* Brief: Among the records, which lines include "kind"? List them.

(Data excerpts)

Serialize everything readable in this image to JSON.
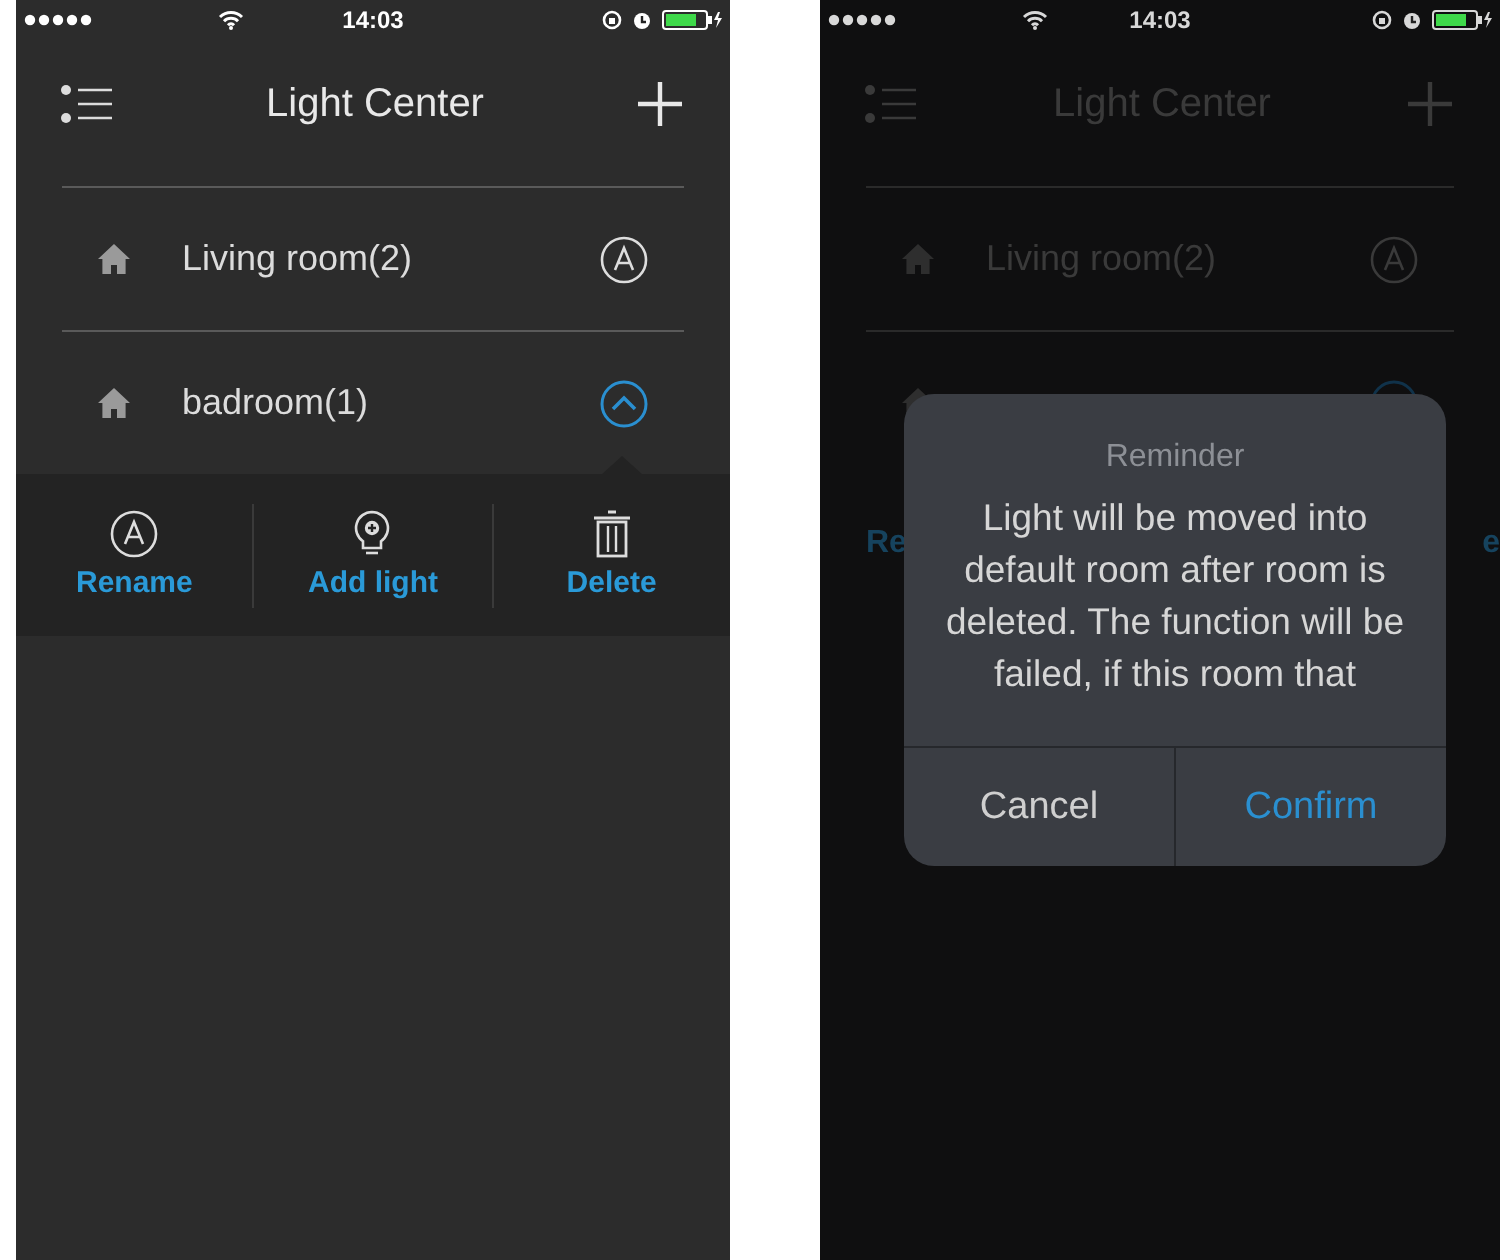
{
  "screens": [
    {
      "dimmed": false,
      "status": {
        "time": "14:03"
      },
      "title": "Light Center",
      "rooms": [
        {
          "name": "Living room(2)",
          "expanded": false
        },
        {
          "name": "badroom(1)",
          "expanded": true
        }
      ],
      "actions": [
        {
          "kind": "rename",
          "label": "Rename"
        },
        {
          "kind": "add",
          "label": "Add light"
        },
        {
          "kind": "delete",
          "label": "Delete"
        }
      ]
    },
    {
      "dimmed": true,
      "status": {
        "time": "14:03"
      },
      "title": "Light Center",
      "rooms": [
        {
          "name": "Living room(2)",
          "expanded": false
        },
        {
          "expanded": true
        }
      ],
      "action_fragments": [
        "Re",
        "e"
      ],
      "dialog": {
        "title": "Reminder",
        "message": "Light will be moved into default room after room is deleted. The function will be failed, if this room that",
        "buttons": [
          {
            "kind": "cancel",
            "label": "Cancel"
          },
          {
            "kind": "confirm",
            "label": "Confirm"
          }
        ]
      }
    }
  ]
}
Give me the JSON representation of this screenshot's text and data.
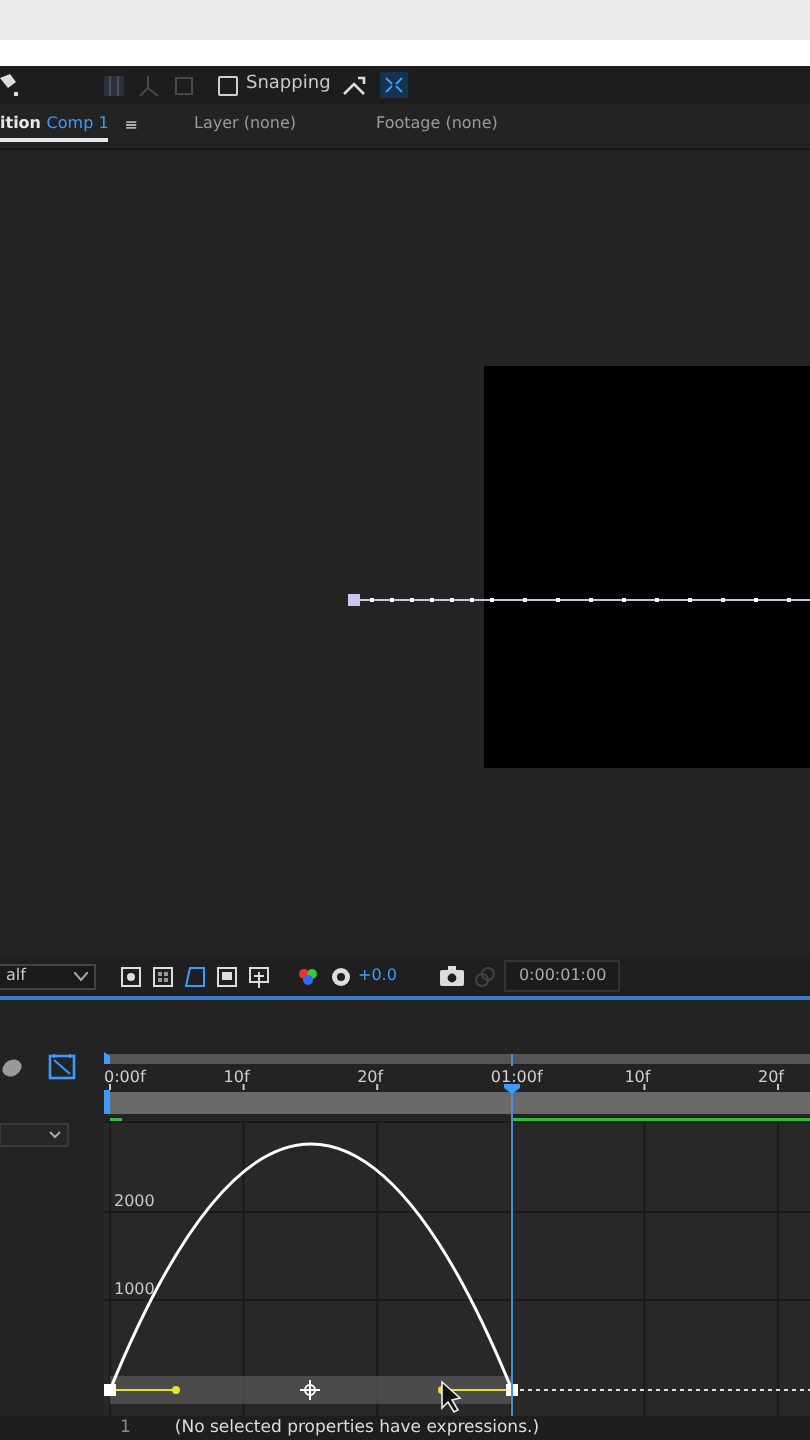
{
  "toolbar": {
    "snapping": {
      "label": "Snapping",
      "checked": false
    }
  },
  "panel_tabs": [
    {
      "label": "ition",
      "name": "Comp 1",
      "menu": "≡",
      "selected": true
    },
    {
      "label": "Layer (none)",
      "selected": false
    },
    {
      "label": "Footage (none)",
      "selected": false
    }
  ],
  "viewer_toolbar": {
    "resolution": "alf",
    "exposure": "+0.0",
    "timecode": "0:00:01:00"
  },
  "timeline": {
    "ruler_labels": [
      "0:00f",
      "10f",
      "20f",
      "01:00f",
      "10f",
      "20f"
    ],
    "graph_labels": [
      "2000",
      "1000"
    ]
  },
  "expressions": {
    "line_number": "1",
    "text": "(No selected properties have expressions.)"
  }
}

* Response for this exercise:
          "kind": "rename",
          "kind": "add",
          "kind": "delete",
            "kind": "cancel",
            "kind": "confirm",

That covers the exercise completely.